▸ Information
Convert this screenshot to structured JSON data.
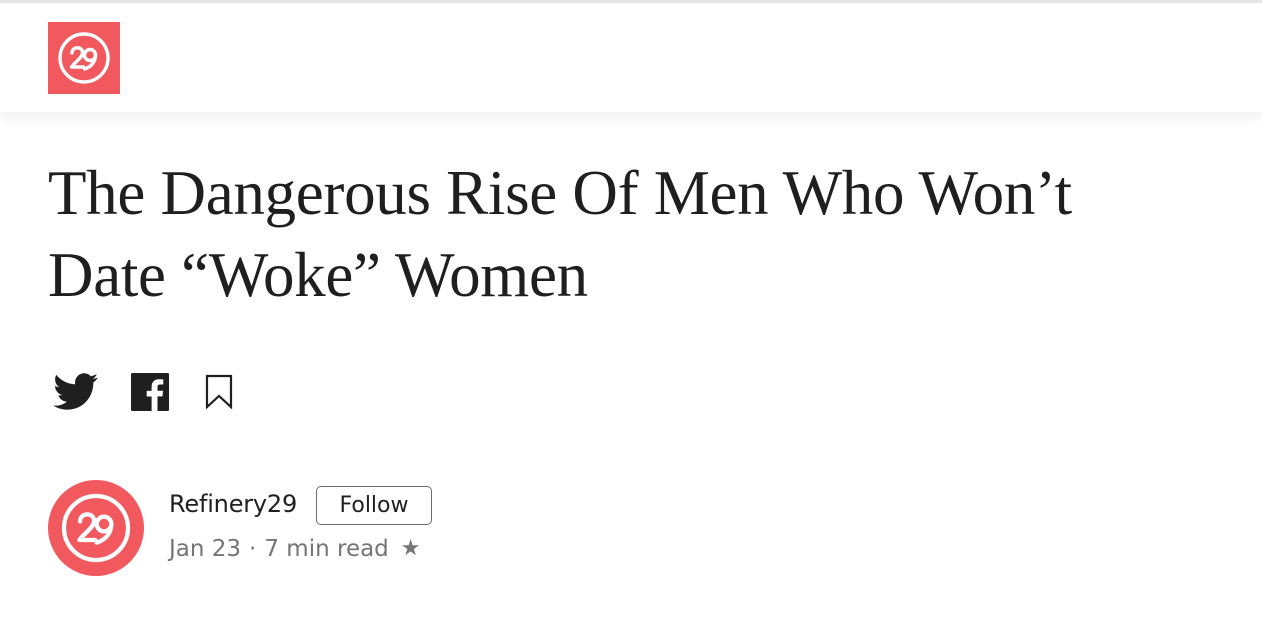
{
  "header": {
    "logo_icon": "refinery29-logo-icon",
    "logo_color": "#f1595e"
  },
  "article": {
    "title": "The Dangerous Rise Of Men Who Won’t Date “Woke” Women"
  },
  "share": {
    "icons": [
      "twitter-icon",
      "facebook-icon",
      "bookmark-icon"
    ]
  },
  "author": {
    "name": "Refinery29",
    "follow_label": "Follow",
    "date": "Jan 23",
    "separator": "·",
    "read_time": "7 min read",
    "star": "★",
    "avatar_icon": "refinery29-logo-icon"
  },
  "colors": {
    "brand": "#f1595e",
    "text": "#1f1f1f",
    "muted": "#757575"
  }
}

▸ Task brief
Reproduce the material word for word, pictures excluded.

▸ Your solution
Convert this screenshot to structured JSON data.
{
  "header": {
    "logo_icon": "refinery29-logo-icon",
    "logo_color": "#f1595e"
  },
  "article": {
    "title": "The Dangerous Rise Of Men Who Won’t Date “Woke” Women"
  },
  "share": {
    "icons": [
      "twitter-icon",
      "facebook-icon",
      "bookmark-icon"
    ]
  },
  "author": {
    "name": "Refinery29",
    "follow_label": "Follow",
    "date": "Jan 23",
    "separator": "·",
    "read_time": "7 min read",
    "star": "★",
    "avatar_icon": "refinery29-logo-icon"
  },
  "colors": {
    "brand": "#f1595e",
    "text": "#1f1f1f",
    "muted": "#757575"
  }
}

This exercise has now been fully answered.